INSTRUCTIONS TO FOLLOW: Copy the data below exactly. Any pictures in it should be omitted.

GIVEN ENTRIES:
________________________________________

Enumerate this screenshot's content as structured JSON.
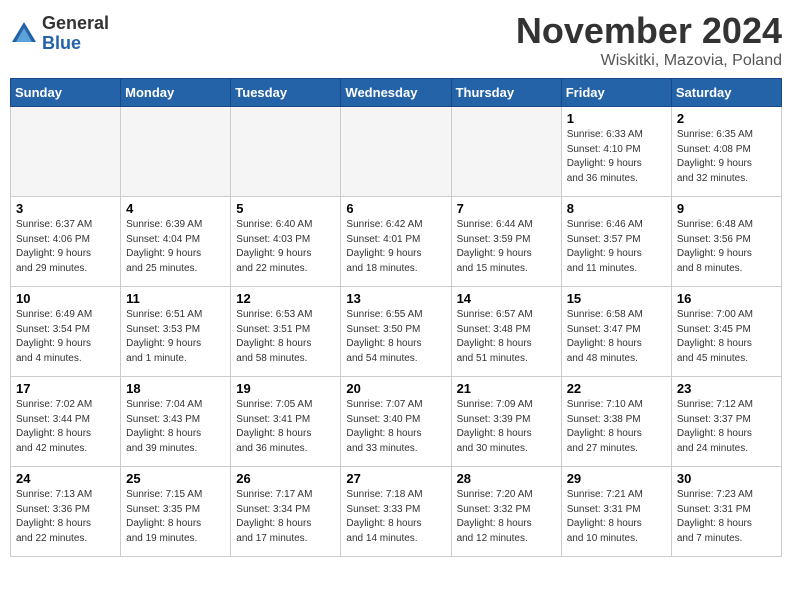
{
  "header": {
    "logo_general": "General",
    "logo_blue": "Blue",
    "month_title": "November 2024",
    "location": "Wiskitki, Mazovia, Poland"
  },
  "weekdays": [
    "Sunday",
    "Monday",
    "Tuesday",
    "Wednesday",
    "Thursday",
    "Friday",
    "Saturday"
  ],
  "weeks": [
    [
      {
        "num": "",
        "info": "",
        "empty": true
      },
      {
        "num": "",
        "info": "",
        "empty": true
      },
      {
        "num": "",
        "info": "",
        "empty": true
      },
      {
        "num": "",
        "info": "",
        "empty": true
      },
      {
        "num": "",
        "info": "",
        "empty": true
      },
      {
        "num": "1",
        "info": "Sunrise: 6:33 AM\nSunset: 4:10 PM\nDaylight: 9 hours\nand 36 minutes."
      },
      {
        "num": "2",
        "info": "Sunrise: 6:35 AM\nSunset: 4:08 PM\nDaylight: 9 hours\nand 32 minutes."
      }
    ],
    [
      {
        "num": "3",
        "info": "Sunrise: 6:37 AM\nSunset: 4:06 PM\nDaylight: 9 hours\nand 29 minutes."
      },
      {
        "num": "4",
        "info": "Sunrise: 6:39 AM\nSunset: 4:04 PM\nDaylight: 9 hours\nand 25 minutes."
      },
      {
        "num": "5",
        "info": "Sunrise: 6:40 AM\nSunset: 4:03 PM\nDaylight: 9 hours\nand 22 minutes."
      },
      {
        "num": "6",
        "info": "Sunrise: 6:42 AM\nSunset: 4:01 PM\nDaylight: 9 hours\nand 18 minutes."
      },
      {
        "num": "7",
        "info": "Sunrise: 6:44 AM\nSunset: 3:59 PM\nDaylight: 9 hours\nand 15 minutes."
      },
      {
        "num": "8",
        "info": "Sunrise: 6:46 AM\nSunset: 3:57 PM\nDaylight: 9 hours\nand 11 minutes."
      },
      {
        "num": "9",
        "info": "Sunrise: 6:48 AM\nSunset: 3:56 PM\nDaylight: 9 hours\nand 8 minutes."
      }
    ],
    [
      {
        "num": "10",
        "info": "Sunrise: 6:49 AM\nSunset: 3:54 PM\nDaylight: 9 hours\nand 4 minutes."
      },
      {
        "num": "11",
        "info": "Sunrise: 6:51 AM\nSunset: 3:53 PM\nDaylight: 9 hours\nand 1 minute."
      },
      {
        "num": "12",
        "info": "Sunrise: 6:53 AM\nSunset: 3:51 PM\nDaylight: 8 hours\nand 58 minutes."
      },
      {
        "num": "13",
        "info": "Sunrise: 6:55 AM\nSunset: 3:50 PM\nDaylight: 8 hours\nand 54 minutes."
      },
      {
        "num": "14",
        "info": "Sunrise: 6:57 AM\nSunset: 3:48 PM\nDaylight: 8 hours\nand 51 minutes."
      },
      {
        "num": "15",
        "info": "Sunrise: 6:58 AM\nSunset: 3:47 PM\nDaylight: 8 hours\nand 48 minutes."
      },
      {
        "num": "16",
        "info": "Sunrise: 7:00 AM\nSunset: 3:45 PM\nDaylight: 8 hours\nand 45 minutes."
      }
    ],
    [
      {
        "num": "17",
        "info": "Sunrise: 7:02 AM\nSunset: 3:44 PM\nDaylight: 8 hours\nand 42 minutes."
      },
      {
        "num": "18",
        "info": "Sunrise: 7:04 AM\nSunset: 3:43 PM\nDaylight: 8 hours\nand 39 minutes."
      },
      {
        "num": "19",
        "info": "Sunrise: 7:05 AM\nSunset: 3:41 PM\nDaylight: 8 hours\nand 36 minutes."
      },
      {
        "num": "20",
        "info": "Sunrise: 7:07 AM\nSunset: 3:40 PM\nDaylight: 8 hours\nand 33 minutes."
      },
      {
        "num": "21",
        "info": "Sunrise: 7:09 AM\nSunset: 3:39 PM\nDaylight: 8 hours\nand 30 minutes."
      },
      {
        "num": "22",
        "info": "Sunrise: 7:10 AM\nSunset: 3:38 PM\nDaylight: 8 hours\nand 27 minutes."
      },
      {
        "num": "23",
        "info": "Sunrise: 7:12 AM\nSunset: 3:37 PM\nDaylight: 8 hours\nand 24 minutes."
      }
    ],
    [
      {
        "num": "24",
        "info": "Sunrise: 7:13 AM\nSunset: 3:36 PM\nDaylight: 8 hours\nand 22 minutes."
      },
      {
        "num": "25",
        "info": "Sunrise: 7:15 AM\nSunset: 3:35 PM\nDaylight: 8 hours\nand 19 minutes."
      },
      {
        "num": "26",
        "info": "Sunrise: 7:17 AM\nSunset: 3:34 PM\nDaylight: 8 hours\nand 17 minutes."
      },
      {
        "num": "27",
        "info": "Sunrise: 7:18 AM\nSunset: 3:33 PM\nDaylight: 8 hours\nand 14 minutes."
      },
      {
        "num": "28",
        "info": "Sunrise: 7:20 AM\nSunset: 3:32 PM\nDaylight: 8 hours\nand 12 minutes."
      },
      {
        "num": "29",
        "info": "Sunrise: 7:21 AM\nSunset: 3:31 PM\nDaylight: 8 hours\nand 10 minutes."
      },
      {
        "num": "30",
        "info": "Sunrise: 7:23 AM\nSunset: 3:31 PM\nDaylight: 8 hours\nand 7 minutes."
      }
    ]
  ]
}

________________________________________

EXERCISE ANSWER:
Enumerate this screenshot's content as structured JSON.
{
  "header": {
    "logo_general": "General",
    "logo_blue": "Blue",
    "month_title": "November 2024",
    "location": "Wiskitki, Mazovia, Poland"
  },
  "weekdays": [
    "Sunday",
    "Monday",
    "Tuesday",
    "Wednesday",
    "Thursday",
    "Friday",
    "Saturday"
  ],
  "weeks": [
    [
      {
        "num": "",
        "info": "",
        "empty": true
      },
      {
        "num": "",
        "info": "",
        "empty": true
      },
      {
        "num": "",
        "info": "",
        "empty": true
      },
      {
        "num": "",
        "info": "",
        "empty": true
      },
      {
        "num": "",
        "info": "",
        "empty": true
      },
      {
        "num": "1",
        "info": "Sunrise: 6:33 AM\nSunset: 4:10 PM\nDaylight: 9 hours\nand 36 minutes."
      },
      {
        "num": "2",
        "info": "Sunrise: 6:35 AM\nSunset: 4:08 PM\nDaylight: 9 hours\nand 32 minutes."
      }
    ],
    [
      {
        "num": "3",
        "info": "Sunrise: 6:37 AM\nSunset: 4:06 PM\nDaylight: 9 hours\nand 29 minutes."
      },
      {
        "num": "4",
        "info": "Sunrise: 6:39 AM\nSunset: 4:04 PM\nDaylight: 9 hours\nand 25 minutes."
      },
      {
        "num": "5",
        "info": "Sunrise: 6:40 AM\nSunset: 4:03 PM\nDaylight: 9 hours\nand 22 minutes."
      },
      {
        "num": "6",
        "info": "Sunrise: 6:42 AM\nSunset: 4:01 PM\nDaylight: 9 hours\nand 18 minutes."
      },
      {
        "num": "7",
        "info": "Sunrise: 6:44 AM\nSunset: 3:59 PM\nDaylight: 9 hours\nand 15 minutes."
      },
      {
        "num": "8",
        "info": "Sunrise: 6:46 AM\nSunset: 3:57 PM\nDaylight: 9 hours\nand 11 minutes."
      },
      {
        "num": "9",
        "info": "Sunrise: 6:48 AM\nSunset: 3:56 PM\nDaylight: 9 hours\nand 8 minutes."
      }
    ],
    [
      {
        "num": "10",
        "info": "Sunrise: 6:49 AM\nSunset: 3:54 PM\nDaylight: 9 hours\nand 4 minutes."
      },
      {
        "num": "11",
        "info": "Sunrise: 6:51 AM\nSunset: 3:53 PM\nDaylight: 9 hours\nand 1 minute."
      },
      {
        "num": "12",
        "info": "Sunrise: 6:53 AM\nSunset: 3:51 PM\nDaylight: 8 hours\nand 58 minutes."
      },
      {
        "num": "13",
        "info": "Sunrise: 6:55 AM\nSunset: 3:50 PM\nDaylight: 8 hours\nand 54 minutes."
      },
      {
        "num": "14",
        "info": "Sunrise: 6:57 AM\nSunset: 3:48 PM\nDaylight: 8 hours\nand 51 minutes."
      },
      {
        "num": "15",
        "info": "Sunrise: 6:58 AM\nSunset: 3:47 PM\nDaylight: 8 hours\nand 48 minutes."
      },
      {
        "num": "16",
        "info": "Sunrise: 7:00 AM\nSunset: 3:45 PM\nDaylight: 8 hours\nand 45 minutes."
      }
    ],
    [
      {
        "num": "17",
        "info": "Sunrise: 7:02 AM\nSunset: 3:44 PM\nDaylight: 8 hours\nand 42 minutes."
      },
      {
        "num": "18",
        "info": "Sunrise: 7:04 AM\nSunset: 3:43 PM\nDaylight: 8 hours\nand 39 minutes."
      },
      {
        "num": "19",
        "info": "Sunrise: 7:05 AM\nSunset: 3:41 PM\nDaylight: 8 hours\nand 36 minutes."
      },
      {
        "num": "20",
        "info": "Sunrise: 7:07 AM\nSunset: 3:40 PM\nDaylight: 8 hours\nand 33 minutes."
      },
      {
        "num": "21",
        "info": "Sunrise: 7:09 AM\nSunset: 3:39 PM\nDaylight: 8 hours\nand 30 minutes."
      },
      {
        "num": "22",
        "info": "Sunrise: 7:10 AM\nSunset: 3:38 PM\nDaylight: 8 hours\nand 27 minutes."
      },
      {
        "num": "23",
        "info": "Sunrise: 7:12 AM\nSunset: 3:37 PM\nDaylight: 8 hours\nand 24 minutes."
      }
    ],
    [
      {
        "num": "24",
        "info": "Sunrise: 7:13 AM\nSunset: 3:36 PM\nDaylight: 8 hours\nand 22 minutes."
      },
      {
        "num": "25",
        "info": "Sunrise: 7:15 AM\nSunset: 3:35 PM\nDaylight: 8 hours\nand 19 minutes."
      },
      {
        "num": "26",
        "info": "Sunrise: 7:17 AM\nSunset: 3:34 PM\nDaylight: 8 hours\nand 17 minutes."
      },
      {
        "num": "27",
        "info": "Sunrise: 7:18 AM\nSunset: 3:33 PM\nDaylight: 8 hours\nand 14 minutes."
      },
      {
        "num": "28",
        "info": "Sunrise: 7:20 AM\nSunset: 3:32 PM\nDaylight: 8 hours\nand 12 minutes."
      },
      {
        "num": "29",
        "info": "Sunrise: 7:21 AM\nSunset: 3:31 PM\nDaylight: 8 hours\nand 10 minutes."
      },
      {
        "num": "30",
        "info": "Sunrise: 7:23 AM\nSunset: 3:31 PM\nDaylight: 8 hours\nand 7 minutes."
      }
    ]
  ]
}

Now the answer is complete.